▸ Problem to solve
Look through the lines below and extract each one that contains "Mladá".

----

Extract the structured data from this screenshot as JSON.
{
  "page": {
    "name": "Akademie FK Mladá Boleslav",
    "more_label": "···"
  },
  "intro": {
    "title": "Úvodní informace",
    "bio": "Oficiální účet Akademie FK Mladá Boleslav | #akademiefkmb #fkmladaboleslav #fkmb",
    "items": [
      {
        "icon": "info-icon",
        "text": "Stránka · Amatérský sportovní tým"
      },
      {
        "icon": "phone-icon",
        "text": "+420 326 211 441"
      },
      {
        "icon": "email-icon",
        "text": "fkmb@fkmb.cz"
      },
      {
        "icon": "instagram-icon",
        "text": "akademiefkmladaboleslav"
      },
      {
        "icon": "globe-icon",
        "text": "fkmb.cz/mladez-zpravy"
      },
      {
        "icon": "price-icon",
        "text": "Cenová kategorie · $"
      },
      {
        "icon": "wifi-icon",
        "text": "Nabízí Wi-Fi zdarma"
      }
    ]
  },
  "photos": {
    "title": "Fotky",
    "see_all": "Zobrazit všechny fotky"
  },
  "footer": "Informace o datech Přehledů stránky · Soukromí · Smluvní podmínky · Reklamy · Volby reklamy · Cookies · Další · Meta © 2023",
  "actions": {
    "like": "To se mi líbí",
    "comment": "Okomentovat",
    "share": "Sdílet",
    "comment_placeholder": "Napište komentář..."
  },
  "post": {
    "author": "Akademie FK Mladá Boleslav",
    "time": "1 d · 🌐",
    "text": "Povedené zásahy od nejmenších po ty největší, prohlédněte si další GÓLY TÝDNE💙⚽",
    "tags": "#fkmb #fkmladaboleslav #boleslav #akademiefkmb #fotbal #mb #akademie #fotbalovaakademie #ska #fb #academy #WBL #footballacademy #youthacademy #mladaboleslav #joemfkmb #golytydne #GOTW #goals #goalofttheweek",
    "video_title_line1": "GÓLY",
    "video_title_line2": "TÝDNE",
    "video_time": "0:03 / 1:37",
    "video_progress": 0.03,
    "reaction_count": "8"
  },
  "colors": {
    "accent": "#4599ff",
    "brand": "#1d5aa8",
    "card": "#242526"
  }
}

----

▸ Response to this task
    "name": "Akademie FK Mladá Boleslav",
    "bio": "Oficiální účet Akademie FK Mladá Boleslav | #akademiefkmb #fkmladaboleslav #fkmb",
    "author": "Akademie FK Mladá Boleslav",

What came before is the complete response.